יב וּבְהַגִּיעַ תֹּר נַעֲרָ֨ה וְנַעֲרָ֜ה לָבוֹא ׀ אֶל–הַמֶּלֶךְ אֲחַשְׁוֵרוֹשׁ מִקֵּץ הֱיוֹת לָהּ כְּדַת הַנָּשִׁים שְׁנֵים עָשָׂר חֹדֶשׁ כִּי כֵּן יִמְלְאוּ יְמֵי מְרוּקֵיהֶן שִׁשָּׁה חֳדָשִׁים בְּשֶׁמֶן הַמֹּר וְשִׁשָּׁה חֳדָשִׁים בַּבְּשָׂמִים וּבְתַמְרוּקֵי הַנָּשִׁים
12. And when the turn came for each young woman to come to the king Achashverosh at the end of her being like the law of women twelve months because so were filled the days of their anointing: six months in myrrh oil and six months in spices and cosmetics of women.
In literature, an author often chooses to write about singular characters to make an stronger emotional impact on a reader. For instance, in the classic novel, The Grapes of Wrath, John Steinbeck writes about the American Dust Bowl of the early 1930’s, but focuses in on a particular fictional family, the Joad’s to humanize the issues discussed in the other chapters of the book. Perhaps, the verse wants us as readers to put our feet into the shoes of the poor girls (here and in the next verse) put into this position.
According to the Yerushalmi, “the language of the people” here indicates that the decree forced every woman – against her will – to speak the language of the man of the house.
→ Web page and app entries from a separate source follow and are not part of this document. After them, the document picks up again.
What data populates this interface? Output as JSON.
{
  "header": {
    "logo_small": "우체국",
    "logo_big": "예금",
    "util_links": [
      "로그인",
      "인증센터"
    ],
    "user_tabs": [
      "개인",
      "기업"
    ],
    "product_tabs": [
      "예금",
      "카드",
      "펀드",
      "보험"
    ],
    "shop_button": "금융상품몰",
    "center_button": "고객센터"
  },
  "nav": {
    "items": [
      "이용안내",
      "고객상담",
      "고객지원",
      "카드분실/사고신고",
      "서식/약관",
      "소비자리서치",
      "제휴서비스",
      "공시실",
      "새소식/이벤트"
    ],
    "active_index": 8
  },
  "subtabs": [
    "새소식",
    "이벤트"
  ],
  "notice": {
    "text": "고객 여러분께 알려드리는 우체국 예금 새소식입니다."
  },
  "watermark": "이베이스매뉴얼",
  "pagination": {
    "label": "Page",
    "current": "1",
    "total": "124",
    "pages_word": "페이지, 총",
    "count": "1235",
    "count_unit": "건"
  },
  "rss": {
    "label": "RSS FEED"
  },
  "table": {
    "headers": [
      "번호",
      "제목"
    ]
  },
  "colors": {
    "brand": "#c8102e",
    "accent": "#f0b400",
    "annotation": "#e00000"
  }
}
Although there is some contemporary discussion regarding exceptions to this rule in American families with two working parents (http://www.sciencedaily.com/releases/2006/10/061030183039.htm), a child typically first learns speech patterns and language from its mother, and later matures to the point of communicating with more people by learning the language of the father (http://psychology.about.com/od/developmentalpsychology/ss/early-childhood-development_4.htm). The force of Achashverosh’s decree robbed women even of this natural capacity.
The Vilna Gaon writes that the decree would force all women – greater or lesser than their husbands – to nevertheless give supremacy to their husbands. The Malbim writes that Achashverosh’s decree would require even the greatest of women to give respect to the least of men. Rabbi Eliezer Ashkenazi points out that this is a perfect reflection of the story that snowballed into this decree, for Vashti was greater than Achashverosh and his feeling disrespected led to this miscarriage of justice.
Although it would ordinarily seem that a women-only party would be more conducive to certain standards of modesty, the Talmud on the bottom of Megillah 12a makes clear that Vashti wanted to tempt the men to sin just as her husband intended (as mentioned in a previous post). As the Maharsha points out in his commentary to the Talmud, had Vashti wanted real privacy in accordance with moral standards of the day, she would have held her party in the women’s palace. However, Vashti’s party was neighboring the men’s party. Rabbi Dovid Feinstein points out that her party was separate in accordance with the laws of modesty. However, there is an added sensual pleasure in a sin’s being almost within the law. The moral code regarding what was forbidden them was slowly being eroded.